    The funeral was a week later.  It was a bright sunny day, the kind of day I should have been running around outside.  The sun shone through the tall stained glass windows and hit the deep red of the roses on the casket.  All around me I heard people sniffing and shuffling their feet.  The American Flag rustled while it was being folded and handed to my grandmother and my heart jumped every time a rifle was shot for the twenty-one gun salute.  He was gone.
    Three weeks later we had our first Thanksgiving without him.  No one could bring themselves to sit at the head of the table, my grandfather’s seat.  My grandmother and other family members tried to force me to sit there instead.  They pushed me toward the chair until tears started streaming down my face.  My face was streaked and my mouth filled with the taste of my salty tears for the rest of dinner.  It felt as if there was a boundary around the chair, like when you try to stick the ends of opposite magnets together.  The closer I got to the chair, the more force there was against my body.  My grandfather’s seat remained empty for almost a year before people dared to “take his place”. 

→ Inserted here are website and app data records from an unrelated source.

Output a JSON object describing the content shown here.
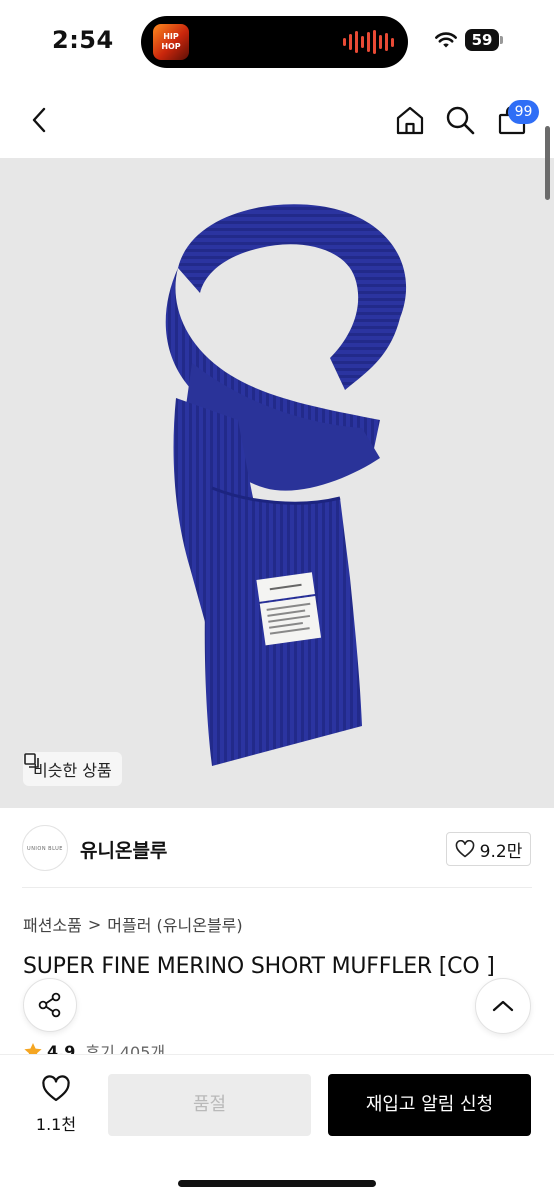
{
  "status_bar": {
    "time": "2:54",
    "now_playing_art_text": "HIP HOP",
    "battery": "59"
  },
  "header": {
    "icons": [
      "chevron-left-icon",
      "home-icon",
      "search-icon",
      "cart-icon"
    ],
    "cart_badge": "99"
  },
  "hero": {
    "similar_label": "비슷한 상품"
  },
  "brand": {
    "logo_text": "UNION BLUE",
    "name": "유니온블루",
    "likes": "9.2만"
  },
  "breadcrumb": {
    "category": "패션소품",
    "separator": ">",
    "subcategory": "머플러 (유니온블루)"
  },
  "product": {
    "title": "SUPER FINE MERINO SHORT MUFFLER [CO ]",
    "rating": "4.9",
    "reviews": "후기 405개"
  },
  "bottom_bar": {
    "wish_count": "1.1천",
    "soldout_label": "품절",
    "restock_label": "재입고 알림 신청"
  },
  "colors": {
    "accent_badge": "#2f6ef6",
    "star": "#f5a623",
    "scarf": "#27309a"
  }
}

    Often, when I’m at the beach, I look for the shells my grandfather always liked.  I take them to the water and rinse them off like he taught me so many years ago.  As the cool water brushes across my hand and the salty winds blows through my hair, I feel him and I realize: this is how it is supposed to be.  My grandfather is living through me.